Blame (or credit?) athleisure. Workout clothes have exited the gym and can now be found everywhere -- the cafe, the office, the airplane. This is great news for denim lovers: that pair of premium denim looks positively formal compared to your colleague who looks (and possibly smells) like he forgot to change after his last long, invigorating hike.
Raw denims, dark rinses and selvage trim all contribute to both the versatility and sophistication of modern denim, which means denim jeans can be worn almost anywhere and for any occasion. Navigating dress codes can be perplexing when they’re as ambiguous as business casual or ‘picnic formal’ but take note of a few rules and you’ll be sure to be a denim Do. And don’t worry, we’re not advocating conformity; the beauty of denim is that it’s the perfect, er, canvas, to express yourself.
Traditional rules say that women should wear a skirt suit or button-up shirt and trousers while men should be dressed in a suit. That still holds true for most corporate jobs in finance or law, but increasingly, companies are offering more informal environments to attract younger, creative talent. The best rule of thumb is to research the company culture first: check out their website and Instagram for reference. If you’re a candidate in a creative field or tech, chances are jeans are a solid option. Just make sure they’re clean, pressed or wrinkle-free and no holes or distressing. Pair them with a pullover sweater or button-up with a sport jacket or opt for a crisp blouse and cardi. Shoes should be in good condition, polished and free from scuffs.
This category can be open to interpretation and will vary from one industry to another, but for the most part, denim is de rigueur for business casual. Make sure your denim follows the company’s dress code policies which usually means no thread-bare or ripped jeans (and no flip flops). Keep things classy with a well-cut striped t-shirt or chambray button-up or opt for a sleeveless top and linen duster.
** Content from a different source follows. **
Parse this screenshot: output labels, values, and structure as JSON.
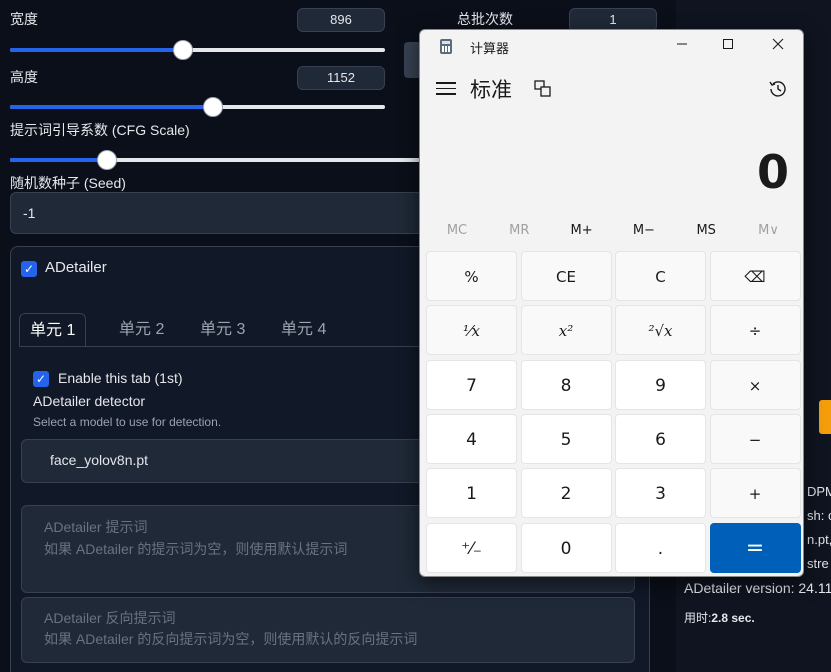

Whomever you choose to keep romantic company, unless your first date is a costume party (in which case you may want to reconsider), jeans are always an acceptable option. The best advice is to wear a pair that feels comfortable so you’re not tugging or pulling or worse. Choose a dark rinse for an evening date paired with a dressier shoe. Denim is also the perfect complement to a shoulder-baring top or a fitted tee that shows off your extra time in plank pose. The best part of jeans on a first date? They make for an inconspicuous walk home the next morning.
Cocktail hour was originally established to mark the interim between daytime (work) and nighttime (formal). It’s since become a term that indicates a little black dress for women or suit for men; essentially a notch down from black tie. While there’s now some wiggle room for jumpsuits, sport coats and kimonos, jeans are usually a no-no. Unless of course you’re invited to one of the infamous “diamonds and denim” variety, in which case you’ll want to pair your dark denim with a luxe top or jacket: think velvet, brocade or lace and of course, a couple of carats.
No denim, no exceptions. Unless the invite explicitly says to dress like a ranch hand, this is a no-go.
Remember, if you find yourself invited with deepest sympathies, or summoned to appear, err on the conservative side and don’t show up in denim. If there’s one place you don’t want to break the rules, it’s anywhere there’s a grieving widow or a bailiff.
Fashion rules will continue to evolve and take denim with them. If in doubt, take a cue from Vanessa Friedman, style writer for The New York Times who has three tenets for dressing like an adult: Don’t distract: you want people to remember you, not the outfit you’re wearing; think of your clothes as a costume: dress for the job you want and the way you want to be perceived; and keep your clothes in good form: anything can look dapper if it’s clean, fitted properly and free of wrinkles. That’s a dress code that never goes out of style.